● **Action item**:
Pick the lines holding the string "Microsoft" out of the records and copy them.

Supplied data section start

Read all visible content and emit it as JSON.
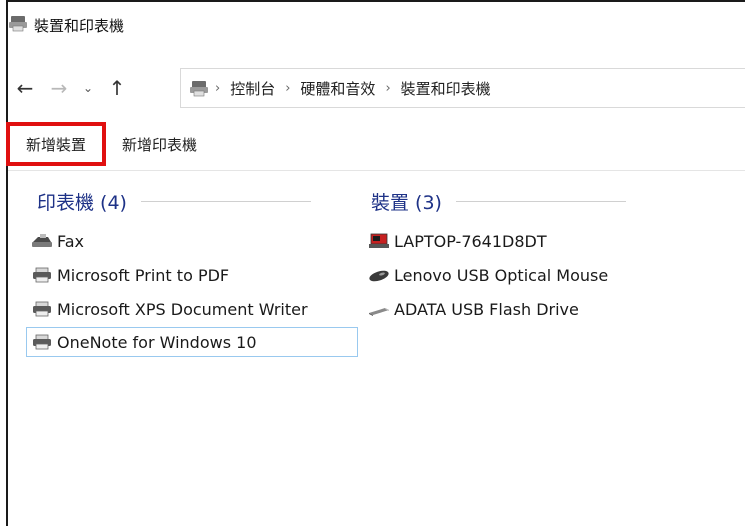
{
  "window": {
    "title": "裝置和印表機"
  },
  "navigation": {
    "back": "←",
    "forward": "→",
    "recent": "⌄",
    "up": "↑"
  },
  "breadcrumb": {
    "items": [
      "控制台",
      "硬體和音效",
      "裝置和印表機"
    ],
    "separator": "›"
  },
  "toolbar": {
    "add_device": "新增裝置",
    "add_printer": "新增印表機"
  },
  "groups": {
    "printers": {
      "title": "印表機 (4)",
      "items": [
        {
          "label": "Fax",
          "icon": "fax-icon"
        },
        {
          "label": "Microsoft Print to PDF",
          "icon": "printer-icon"
        },
        {
          "label": "Microsoft XPS Document Writer",
          "icon": "printer-icon"
        },
        {
          "label": "OneNote for Windows 10",
          "icon": "printer-icon",
          "selected": true
        }
      ]
    },
    "devices": {
      "title": "裝置 (3)",
      "items": [
        {
          "label": "LAPTOP-7641D8DT",
          "icon": "laptop-icon"
        },
        {
          "label": "Lenovo USB Optical Mouse",
          "icon": "mouse-icon"
        },
        {
          "label": "ADATA USB Flash Drive",
          "icon": "usb-drive-icon"
        }
      ]
    }
  },
  "colors": {
    "group_title": "#1e3287",
    "highlight_border": "#e01010",
    "selection_border": "#99c9ef"
  }
}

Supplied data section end

● **Response area**:
          "label": "Microsoft Print to PDF",
          "label": "Microsoft XPS Document Writer",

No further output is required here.